Print out the entries below with no edits.

━━━ TASK MATERIAL ━━━

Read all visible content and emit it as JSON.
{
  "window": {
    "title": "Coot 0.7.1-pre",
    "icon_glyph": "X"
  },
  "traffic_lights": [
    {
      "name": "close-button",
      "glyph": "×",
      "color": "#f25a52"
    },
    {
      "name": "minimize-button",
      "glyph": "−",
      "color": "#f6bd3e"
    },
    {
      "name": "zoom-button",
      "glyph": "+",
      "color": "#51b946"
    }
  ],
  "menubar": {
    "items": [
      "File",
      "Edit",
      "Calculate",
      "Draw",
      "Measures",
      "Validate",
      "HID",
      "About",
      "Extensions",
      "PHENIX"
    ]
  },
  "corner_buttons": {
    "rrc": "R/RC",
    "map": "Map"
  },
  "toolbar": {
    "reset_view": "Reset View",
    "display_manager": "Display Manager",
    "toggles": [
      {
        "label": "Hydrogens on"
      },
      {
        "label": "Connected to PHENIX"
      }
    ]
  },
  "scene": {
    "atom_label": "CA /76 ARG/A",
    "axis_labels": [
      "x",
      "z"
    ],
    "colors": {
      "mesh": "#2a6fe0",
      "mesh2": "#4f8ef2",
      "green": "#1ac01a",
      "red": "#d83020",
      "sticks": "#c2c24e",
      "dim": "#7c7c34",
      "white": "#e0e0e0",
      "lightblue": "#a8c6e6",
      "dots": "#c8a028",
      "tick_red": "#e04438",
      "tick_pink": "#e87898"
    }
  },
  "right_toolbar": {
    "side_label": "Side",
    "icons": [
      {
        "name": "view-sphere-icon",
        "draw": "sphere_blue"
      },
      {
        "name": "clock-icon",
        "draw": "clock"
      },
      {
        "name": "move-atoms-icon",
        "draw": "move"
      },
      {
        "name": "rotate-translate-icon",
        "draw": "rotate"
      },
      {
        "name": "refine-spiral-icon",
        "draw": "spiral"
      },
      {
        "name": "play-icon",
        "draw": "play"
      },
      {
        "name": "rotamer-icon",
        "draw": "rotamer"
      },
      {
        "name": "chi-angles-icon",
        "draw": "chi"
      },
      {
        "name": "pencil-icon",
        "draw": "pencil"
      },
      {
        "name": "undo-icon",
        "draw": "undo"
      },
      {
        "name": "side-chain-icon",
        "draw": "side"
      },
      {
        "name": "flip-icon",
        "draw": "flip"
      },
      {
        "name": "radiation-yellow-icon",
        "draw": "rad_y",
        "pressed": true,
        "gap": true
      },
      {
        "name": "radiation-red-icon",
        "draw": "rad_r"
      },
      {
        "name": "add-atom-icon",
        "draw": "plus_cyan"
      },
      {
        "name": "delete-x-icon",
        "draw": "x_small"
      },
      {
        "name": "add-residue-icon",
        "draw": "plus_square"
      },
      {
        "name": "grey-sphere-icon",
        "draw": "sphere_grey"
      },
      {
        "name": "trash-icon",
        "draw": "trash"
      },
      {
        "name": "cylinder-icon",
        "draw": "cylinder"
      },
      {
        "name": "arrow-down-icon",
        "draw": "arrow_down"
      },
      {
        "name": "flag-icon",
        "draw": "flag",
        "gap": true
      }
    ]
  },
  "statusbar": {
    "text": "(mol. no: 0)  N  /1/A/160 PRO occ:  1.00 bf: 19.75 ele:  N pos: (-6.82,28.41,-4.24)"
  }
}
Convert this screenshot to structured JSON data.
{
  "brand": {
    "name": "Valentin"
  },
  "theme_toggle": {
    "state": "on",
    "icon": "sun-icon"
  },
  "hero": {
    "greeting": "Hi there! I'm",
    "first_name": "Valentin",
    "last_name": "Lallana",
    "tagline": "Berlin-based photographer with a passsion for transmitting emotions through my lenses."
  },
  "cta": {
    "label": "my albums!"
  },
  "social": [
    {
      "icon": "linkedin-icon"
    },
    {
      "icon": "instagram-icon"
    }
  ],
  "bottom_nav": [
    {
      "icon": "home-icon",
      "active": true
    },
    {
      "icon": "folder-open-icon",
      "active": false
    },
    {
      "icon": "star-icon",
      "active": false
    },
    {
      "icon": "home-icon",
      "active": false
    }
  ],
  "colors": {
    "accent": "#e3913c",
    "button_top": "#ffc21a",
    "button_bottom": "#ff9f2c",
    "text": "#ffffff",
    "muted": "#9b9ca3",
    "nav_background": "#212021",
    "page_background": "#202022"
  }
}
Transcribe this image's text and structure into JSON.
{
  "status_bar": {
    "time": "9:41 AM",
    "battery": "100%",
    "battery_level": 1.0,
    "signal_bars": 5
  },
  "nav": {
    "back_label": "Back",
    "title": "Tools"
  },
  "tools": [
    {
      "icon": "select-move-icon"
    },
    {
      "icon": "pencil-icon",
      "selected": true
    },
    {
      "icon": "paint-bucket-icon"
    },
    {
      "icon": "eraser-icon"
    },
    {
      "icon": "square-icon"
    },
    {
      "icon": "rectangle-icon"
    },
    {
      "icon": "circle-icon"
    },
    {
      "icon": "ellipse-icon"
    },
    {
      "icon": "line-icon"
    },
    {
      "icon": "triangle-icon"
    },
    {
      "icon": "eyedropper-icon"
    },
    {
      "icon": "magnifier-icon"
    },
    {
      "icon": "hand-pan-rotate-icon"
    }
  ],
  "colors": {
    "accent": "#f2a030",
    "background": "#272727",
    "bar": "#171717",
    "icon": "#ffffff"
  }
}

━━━

_ANSWER SECTION_
Read all visible content and emit it as JSON.
{
  "window": {
    "title": "Coot 0.7.1-pre",
    "icon_glyph": "X"
  },
  "traffic_lights": [
    {
      "name": "close-button",
      "glyph": "×",
      "color": "#f25a52"
    },
    {
      "name": "minimize-button",
      "glyph": "−",
      "color": "#f6bd3e"
    },
    {
      "name": "zoom-button",
      "glyph": "+",
      "color": "#51b946"
    }
  ],
  "menubar": {
    "items": [
      "File",
      "Edit",
      "Calculate",
      "Draw",
      "Measures",
      "Validate",
      "HID",
      "About",
      "Extensions",
      "PHENIX"
    ]
  },
  "corner_buttons": {
    "rrc": "R/RC",
    "map": "Map"
  },
  "toolbar": {
    "reset_view": "Reset View",
    "display_manager": "Display Manager",
    "toggles": [
      {
        "label": "Hydrogens on"
      },
      {
        "label": "Connected to PHENIX"
      }
    ]
  },
  "scene": {
    "atom_label": "CA /76 ARG/A",
    "axis_labels": [
      "x",
      "z"
    ],
    "colors": {
      "mesh": "#2a6fe0",
      "mesh2": "#4f8ef2",
      "green": "#1ac01a",
      "red": "#d83020",
      "sticks": "#c2c24e",
      "dim": "#7c7c34",
      "white": "#e0e0e0",
      "lightblue": "#a8c6e6",
      "dots": "#c8a028",
      "tick_red": "#e04438",
      "tick_pink": "#e87898"
    }
  },
  "right_toolbar": {
    "side_label": "Side",
    "icons": [
      {
        "name": "view-sphere-icon",
        "draw": "sphere_blue"
      },
      {
        "name": "clock-icon",
        "draw": "clock"
      },
      {
        "name": "move-atoms-icon",
        "draw": "move"
      },
      {
        "name": "rotate-translate-icon",
        "draw": "rotate"
      },
      {
        "name": "refine-spiral-icon",
        "draw": "spiral"
      },
      {
        "name": "play-icon",
        "draw": "play"
      },
      {
        "name": "rotamer-icon",
        "draw": "rotamer"
      },
      {
        "name": "chi-angles-icon",
        "draw": "chi"
      },
      {
        "name": "pencil-icon",
        "draw": "pencil"
      },
      {
        "name": "undo-icon",
        "draw": "undo"
      },
      {
        "name": "side-chain-icon",
        "draw": "side"
      },
      {
        "name": "flip-icon",
        "draw": "flip"
      },
      {
        "name": "radiation-yellow-icon",
        "draw": "rad_y",
        "pressed": true,
        "gap": true
      },
      {
        "name": "radiation-red-icon",
        "draw": "rad_r"
      },
      {
        "name": "add-atom-icon",
        "draw": "plus_cyan"
      },
      {
        "name": "delete-x-icon",
        "draw": "x_small"
      },
      {
        "name": "add-residue-icon",
        "draw": "plus_square"
      },
      {
        "name": "grey-sphere-icon",
        "draw": "sphere_grey"
      },
      {
        "name": "trash-icon",
        "draw": "trash"
      },
      {
        "name": "cylinder-icon",
        "draw": "cylinder"
      },
      {
        "name": "arrow-down-icon",
        "draw": "arrow_down"
      },
      {
        "name": "flag-icon",
        "draw": "flag",
        "gap": true
      }
    ]
  },
  "statusbar": {
    "text": "(mol. no: 0)  N  /1/A/160 PRO occ:  1.00 bf: 19.75 ele:  N pos: (-6.82,28.41,-4.24)"
  }
}
Convert this screenshot to structured JSON data.
{
  "brand": {
    "name": "Valentin"
  },
  "theme_toggle": {
    "state": "on",
    "icon": "sun-icon"
  },
  "hero": {
    "greeting": "Hi there! I'm",
    "first_name": "Valentin",
    "last_name": "Lallana",
    "tagline": "Berlin-based photographer with a passsion for transmitting emotions through my lenses."
  },
  "cta": {
    "label": "my albums!"
  },
  "social": [
    {
      "icon": "linkedin-icon"
    },
    {
      "icon": "instagram-icon"
    }
  ],
  "bottom_nav": [
    {
      "icon": "home-icon",
      "active": true
    },
    {
      "icon": "folder-open-icon",
      "active": false
    },
    {
      "icon": "star-icon",
      "active": false
    },
    {
      "icon": "home-icon",
      "active": false
    }
  ],
  "colors": {
    "accent": "#e3913c",
    "button_top": "#ffc21a",
    "button_bottom": "#ff9f2c",
    "text": "#ffffff",
    "muted": "#9b9ca3",
    "nav_background": "#212021",
    "page_background": "#202022"
  }
}
Transcribe this image's text and structure into JSON.
{
  "status_bar": {
    "time": "9:41 AM",
    "battery": "100%",
    "battery_level": 1.0,
    "signal_bars": 5
  },
  "nav": {
    "back_label": "Back",
    "title": "Tools"
  },
  "tools": [
    {
      "icon": "select-move-icon"
    },
    {
      "icon": "pencil-icon",
      "selected": true
    },
    {
      "icon": "paint-bucket-icon"
    },
    {
      "icon": "eraser-icon"
    },
    {
      "icon": "square-icon"
    },
    {
      "icon": "rectangle-icon"
    },
    {
      "icon": "circle-icon"
    },
    {
      "icon": "ellipse-icon"
    },
    {
      "icon": "line-icon"
    },
    {
      "icon": "triangle-icon"
    },
    {
      "icon": "eyedropper-icon"
    },
    {
      "icon": "magnifier-icon"
    },
    {
      "icon": "hand-pan-rotate-icon"
    }
  ],
  "colors": {
    "accent": "#f2a030",
    "background": "#272727",
    "bar": "#171717",
    "icon": "#ffffff"
  }
}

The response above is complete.